=== Begin Enclosure ===

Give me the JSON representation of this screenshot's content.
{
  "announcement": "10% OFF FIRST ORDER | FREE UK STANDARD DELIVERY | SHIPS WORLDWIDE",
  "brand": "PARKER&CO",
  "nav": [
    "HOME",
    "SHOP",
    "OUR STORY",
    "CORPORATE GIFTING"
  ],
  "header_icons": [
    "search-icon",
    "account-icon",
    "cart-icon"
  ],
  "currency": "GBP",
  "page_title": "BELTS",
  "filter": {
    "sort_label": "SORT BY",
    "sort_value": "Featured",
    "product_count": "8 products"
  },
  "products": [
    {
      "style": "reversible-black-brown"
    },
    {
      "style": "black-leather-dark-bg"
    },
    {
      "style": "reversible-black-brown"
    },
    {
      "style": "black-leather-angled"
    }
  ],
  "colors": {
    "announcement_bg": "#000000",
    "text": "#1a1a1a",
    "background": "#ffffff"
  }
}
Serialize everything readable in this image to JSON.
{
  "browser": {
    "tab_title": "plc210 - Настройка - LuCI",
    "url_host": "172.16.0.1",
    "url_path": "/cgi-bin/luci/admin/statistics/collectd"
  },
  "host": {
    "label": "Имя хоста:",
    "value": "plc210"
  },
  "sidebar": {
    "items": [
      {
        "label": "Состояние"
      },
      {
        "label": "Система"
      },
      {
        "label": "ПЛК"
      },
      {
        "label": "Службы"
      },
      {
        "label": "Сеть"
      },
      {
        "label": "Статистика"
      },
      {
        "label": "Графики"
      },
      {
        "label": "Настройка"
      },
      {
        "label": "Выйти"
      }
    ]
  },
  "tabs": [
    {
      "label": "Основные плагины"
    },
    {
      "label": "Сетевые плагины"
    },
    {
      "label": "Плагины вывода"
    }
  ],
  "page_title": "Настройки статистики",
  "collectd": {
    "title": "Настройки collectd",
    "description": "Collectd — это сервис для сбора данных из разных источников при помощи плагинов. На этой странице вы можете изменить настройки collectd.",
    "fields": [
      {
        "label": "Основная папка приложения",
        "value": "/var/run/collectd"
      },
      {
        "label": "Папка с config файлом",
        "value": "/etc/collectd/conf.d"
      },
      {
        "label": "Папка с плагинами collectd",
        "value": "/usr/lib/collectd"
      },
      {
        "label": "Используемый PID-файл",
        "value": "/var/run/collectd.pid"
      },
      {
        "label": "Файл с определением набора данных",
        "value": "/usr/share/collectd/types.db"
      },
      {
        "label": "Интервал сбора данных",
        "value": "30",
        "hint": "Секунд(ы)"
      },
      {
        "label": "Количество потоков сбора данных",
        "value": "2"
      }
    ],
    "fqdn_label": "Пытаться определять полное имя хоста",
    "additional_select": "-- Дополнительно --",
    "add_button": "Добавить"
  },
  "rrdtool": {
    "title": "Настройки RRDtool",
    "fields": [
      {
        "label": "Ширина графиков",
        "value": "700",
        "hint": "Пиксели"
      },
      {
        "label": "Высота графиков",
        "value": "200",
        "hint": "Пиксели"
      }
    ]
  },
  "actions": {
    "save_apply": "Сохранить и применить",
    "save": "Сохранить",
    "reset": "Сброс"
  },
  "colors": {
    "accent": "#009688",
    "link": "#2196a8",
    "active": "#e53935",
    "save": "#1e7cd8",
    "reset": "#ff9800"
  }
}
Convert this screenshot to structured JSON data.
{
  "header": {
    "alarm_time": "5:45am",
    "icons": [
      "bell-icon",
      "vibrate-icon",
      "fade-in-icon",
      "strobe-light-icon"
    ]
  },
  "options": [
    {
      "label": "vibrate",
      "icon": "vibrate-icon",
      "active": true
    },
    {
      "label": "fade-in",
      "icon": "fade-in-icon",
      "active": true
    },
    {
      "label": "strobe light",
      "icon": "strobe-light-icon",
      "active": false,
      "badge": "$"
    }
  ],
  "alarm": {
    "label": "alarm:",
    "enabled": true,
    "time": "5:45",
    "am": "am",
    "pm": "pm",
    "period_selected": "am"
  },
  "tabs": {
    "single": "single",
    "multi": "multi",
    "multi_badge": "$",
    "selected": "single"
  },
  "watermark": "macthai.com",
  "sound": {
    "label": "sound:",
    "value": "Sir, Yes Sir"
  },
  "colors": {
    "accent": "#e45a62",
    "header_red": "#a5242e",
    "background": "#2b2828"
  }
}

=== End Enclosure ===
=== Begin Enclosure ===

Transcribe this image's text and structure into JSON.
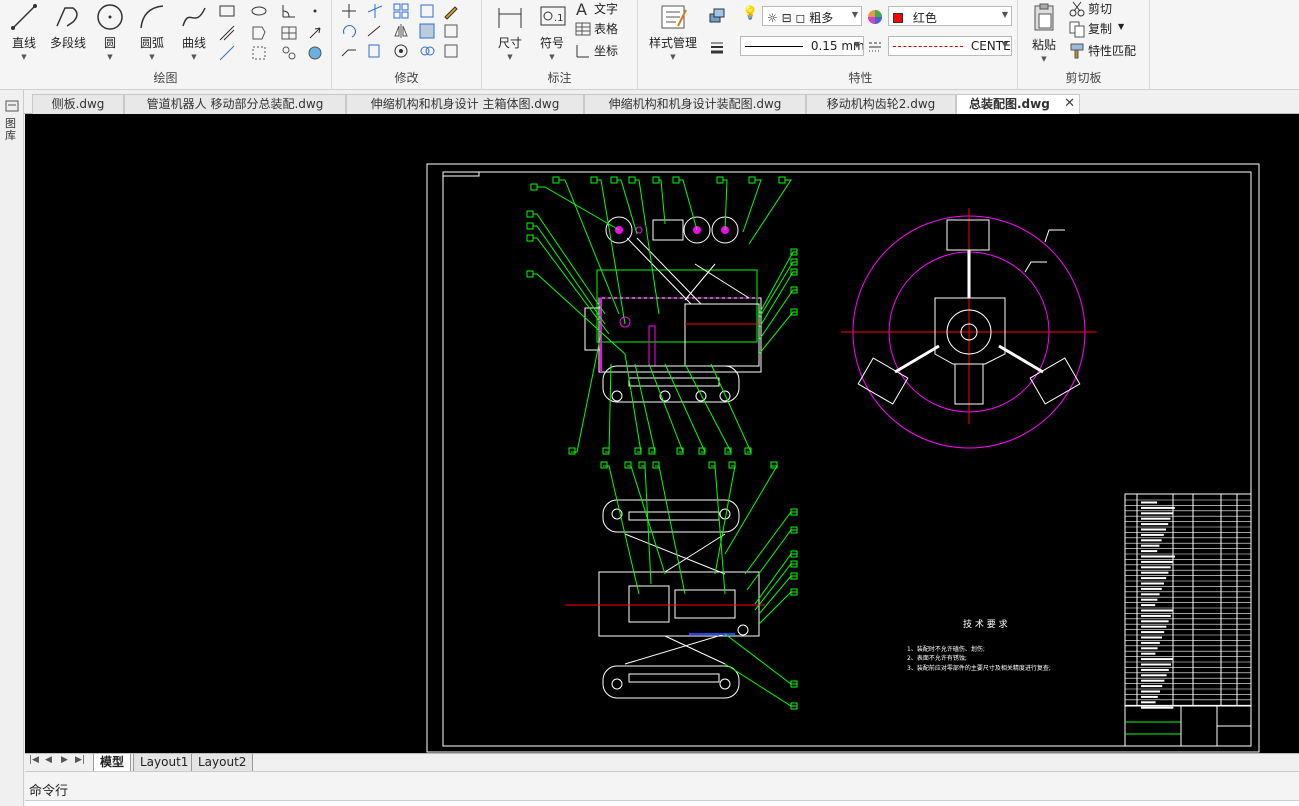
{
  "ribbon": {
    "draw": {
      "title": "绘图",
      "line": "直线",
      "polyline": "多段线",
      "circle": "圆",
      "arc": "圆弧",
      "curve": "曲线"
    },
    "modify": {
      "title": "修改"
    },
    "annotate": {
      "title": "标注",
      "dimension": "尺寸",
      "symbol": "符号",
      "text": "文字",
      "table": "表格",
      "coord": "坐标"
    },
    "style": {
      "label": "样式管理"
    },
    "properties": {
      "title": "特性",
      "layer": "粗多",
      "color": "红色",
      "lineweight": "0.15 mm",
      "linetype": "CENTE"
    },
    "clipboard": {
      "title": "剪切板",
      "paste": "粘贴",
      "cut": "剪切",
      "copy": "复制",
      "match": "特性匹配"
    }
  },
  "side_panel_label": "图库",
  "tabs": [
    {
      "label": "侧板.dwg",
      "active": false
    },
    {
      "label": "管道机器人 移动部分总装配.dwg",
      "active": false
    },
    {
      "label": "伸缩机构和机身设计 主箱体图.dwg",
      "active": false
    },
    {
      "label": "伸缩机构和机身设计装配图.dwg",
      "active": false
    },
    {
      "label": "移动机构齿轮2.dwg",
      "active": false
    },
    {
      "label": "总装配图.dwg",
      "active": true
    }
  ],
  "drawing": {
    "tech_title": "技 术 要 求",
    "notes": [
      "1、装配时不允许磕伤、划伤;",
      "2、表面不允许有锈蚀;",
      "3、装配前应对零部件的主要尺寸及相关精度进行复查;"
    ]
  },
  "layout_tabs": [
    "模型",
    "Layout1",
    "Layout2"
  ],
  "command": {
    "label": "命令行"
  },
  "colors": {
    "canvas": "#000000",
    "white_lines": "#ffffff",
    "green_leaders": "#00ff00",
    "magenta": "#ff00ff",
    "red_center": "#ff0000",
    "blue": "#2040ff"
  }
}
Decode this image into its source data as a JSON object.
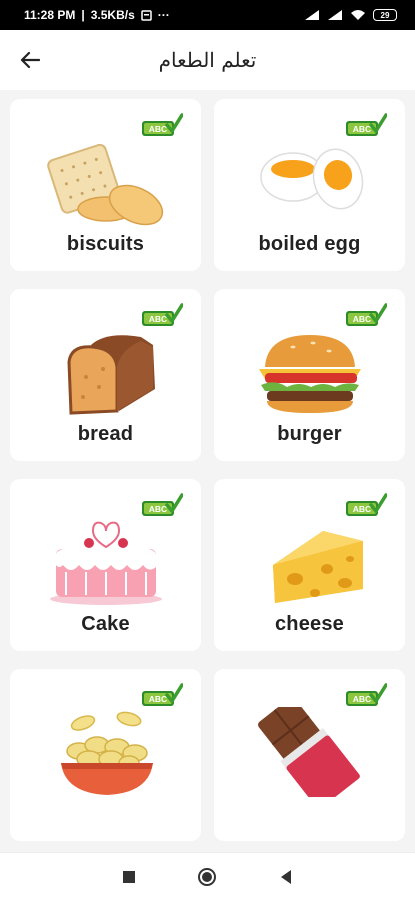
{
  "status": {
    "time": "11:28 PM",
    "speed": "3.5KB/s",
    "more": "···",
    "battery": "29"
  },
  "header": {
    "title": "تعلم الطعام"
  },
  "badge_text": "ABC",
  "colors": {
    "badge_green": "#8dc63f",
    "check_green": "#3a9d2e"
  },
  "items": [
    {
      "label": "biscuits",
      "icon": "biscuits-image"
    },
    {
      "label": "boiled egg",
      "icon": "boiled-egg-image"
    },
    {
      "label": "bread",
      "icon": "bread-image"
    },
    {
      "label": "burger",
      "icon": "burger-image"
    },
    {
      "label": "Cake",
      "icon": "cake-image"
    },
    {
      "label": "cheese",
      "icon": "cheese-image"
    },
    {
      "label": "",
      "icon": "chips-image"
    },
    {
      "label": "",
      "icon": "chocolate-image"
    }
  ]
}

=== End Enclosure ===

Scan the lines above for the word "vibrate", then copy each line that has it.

__Exercise answer__
      "vibrate-icon",
      "label": "vibrate",
      "icon": "vibrate-icon",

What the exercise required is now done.